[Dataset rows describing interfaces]
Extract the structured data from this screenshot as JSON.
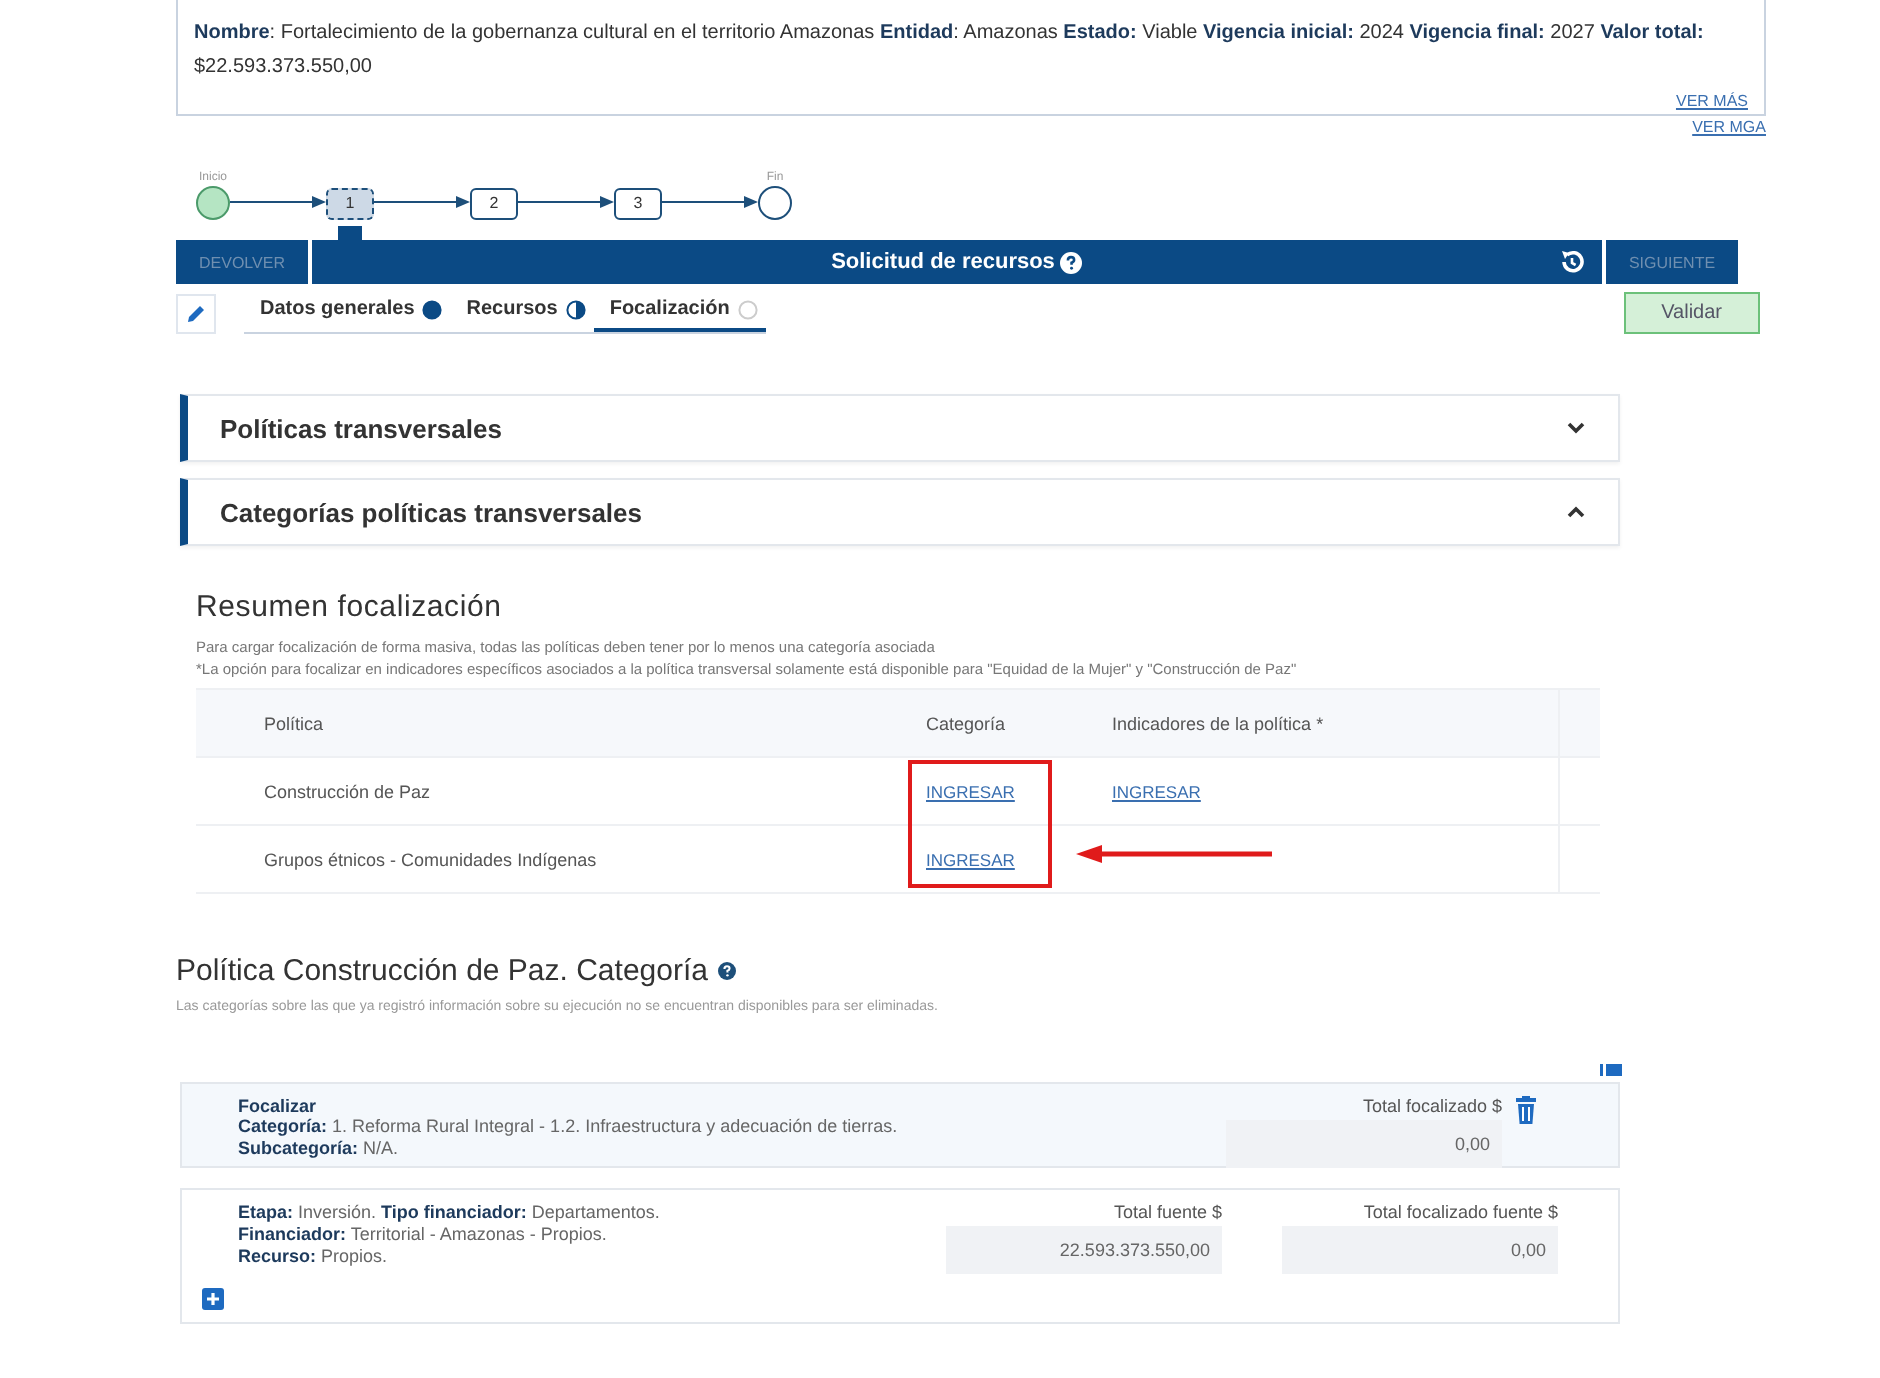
{
  "project_info": {
    "text": "**Nombre**: Fortalecimiento de la gobernanza cultural en el territorio Amazonas **Entidad**: Amazonas **Estado:** Viable **Vigencia inicial:** 2024 **Vigencia final:** 2027 **Valor total:** $22.593.373.550,00",
    "links": [
      "VER MÁS",
      "VER MGA"
    ]
  },
  "stepper": {
    "start_label": "Inicio",
    "end_label": "Fin",
    "steps": [
      {
        "label": "1",
        "selected": true
      },
      {
        "label": "2",
        "selected": false
      },
      {
        "label": "3",
        "selected": false
      }
    ]
  },
  "action_bar": {
    "back_button": "DEVOLVER",
    "title": "Solicitud de recursos",
    "next_button": "SIGUIENTE"
  },
  "section_tabs": [
    {
      "label": "Datos generales",
      "kind": "complete",
      "selected": false
    },
    {
      "label": "Recursos",
      "kind": "partial",
      "selected": false
    },
    {
      "label": "Focalización",
      "kind": "empty",
      "selected": true
    }
  ],
  "validate_button": "Validar",
  "accordions": [
    {
      "title": "Políticas transversales",
      "expanded": false
    },
    {
      "title": "Categorías políticas transversales",
      "expanded": true
    }
  ],
  "summary": {
    "title": "Resumen focalización",
    "notes": [
      "Para cargar focalización de forma masiva, todas las políticas deben tener por lo menos una categoría asociada",
      "*La opción para focalizar en indicadores específicos asociados a la política transversal solamente está disponible para \"Equidad de la Mujer\" y \"Construcción de Paz\""
    ],
    "columns": [
      "Política",
      "Categoría",
      "Indicadores de la política *"
    ],
    "rows": [
      {
        "policy": "Construcción de Paz",
        "category_link": "INGRESAR",
        "indicators_link": "INGRESAR"
      },
      {
        "policy": "Grupos étnicos - Comunidades Indígenas",
        "category_link": "INGRESAR"
      }
    ],
    "annotation_shown": true
  },
  "category_section": {
    "title": "Política Construcción de Paz. Categoría",
    "subtitle": "Las categorías sobre las que ya registró información sobre su ejecución no se encuentran disponibles para ser eliminadas.",
    "focus_card": {
      "heading": "Focalizar",
      "lines": [
        "**Categoría:** 1. Reforma Rural Integral - 1.2. Infraestructura y adecuación de tierras.",
        "**Subcategoría:** N/A."
      ],
      "total_label": "Total focalizado $",
      "total_value": "0,00"
    },
    "source_card": {
      "lines": [
        "**Etapa:** Inversión. **Tipo financiador:** Departamentos.",
        "**Financiador:** Territorial - Amazonas - Propios.",
        "**Recurso:** Propios."
      ],
      "source_label": "Total fuente $",
      "source_value": "22.593.373.550,00",
      "focused_label": "Total focalizado fuente $",
      "focused_value": "0,00"
    }
  }
}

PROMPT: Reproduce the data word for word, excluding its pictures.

RESULT OF THE EXERCISE:
Extract the structured data from this screenshot as JSON.
{
  "project_info": {
    "text": "**Nombre**: Fortalecimiento de la gobernanza cultural en el territorio Amazonas **Entidad**: Amazonas **Estado:** Viable **Vigencia inicial:** 2024 **Vigencia final:** 2027 **Valor total:** $22.593.373.550,00",
    "links": [
      "VER MÁS",
      "VER MGA"
    ]
  },
  "stepper": {
    "start_label": "Inicio",
    "end_label": "Fin",
    "steps": [
      {
        "label": "1",
        "selected": true
      },
      {
        "label": "2",
        "selected": false
      },
      {
        "label": "3",
        "selected": false
      }
    ]
  },
  "action_bar": {
    "back_button": "DEVOLVER",
    "title": "Solicitud de recursos",
    "next_button": "SIGUIENTE"
  },
  "section_tabs": [
    {
      "label": "Datos generales",
      "kind": "complete",
      "selected": false
    },
    {
      "label": "Recursos",
      "kind": "partial",
      "selected": false
    },
    {
      "label": "Focalización",
      "kind": "empty",
      "selected": true
    }
  ],
  "validate_button": "Validar",
  "accordions": [
    {
      "title": "Políticas transversales",
      "expanded": false
    },
    {
      "title": "Categorías políticas transversales",
      "expanded": true
    }
  ],
  "summary": {
    "title": "Resumen focalización",
    "notes": [
      "Para cargar focalización de forma masiva, todas las políticas deben tener por lo menos una categoría asociada",
      "*La opción para focalizar en indicadores específicos asociados a la política transversal solamente está disponible para \"Equidad de la Mujer\" y \"Construcción de Paz\""
    ],
    "columns": [
      "Política",
      "Categoría",
      "Indicadores de la política *"
    ],
    "rows": [
      {
        "policy": "Construcción de Paz",
        "category_link": "INGRESAR",
        "indicators_link": "INGRESAR"
      },
      {
        "policy": "Grupos étnicos - Comunidades Indígenas",
        "category_link": "INGRESAR"
      }
    ],
    "annotation_shown": true
  },
  "category_section": {
    "title": "Política Construcción de Paz. Categoría",
    "subtitle": "Las categorías sobre las que ya registró información sobre su ejecución no se encuentran disponibles para ser eliminadas.",
    "focus_card": {
      "heading": "Focalizar",
      "lines": [
        "**Categoría:** 1. Reforma Rural Integral - 1.2. Infraestructura y adecuación de tierras.",
        "**Subcategoría:** N/A."
      ],
      "total_label": "Total focalizado $",
      "total_value": "0,00"
    },
    "source_card": {
      "lines": [
        "**Etapa:** Inversión. **Tipo financiador:** Departamentos.",
        "**Financiador:** Territorial - Amazonas - Propios.",
        "**Recurso:** Propios."
      ],
      "source_label": "Total fuente $",
      "source_value": "22.593.373.550,00",
      "focused_label": "Total focalizado fuente $",
      "focused_value": "0,00"
    }
  }
}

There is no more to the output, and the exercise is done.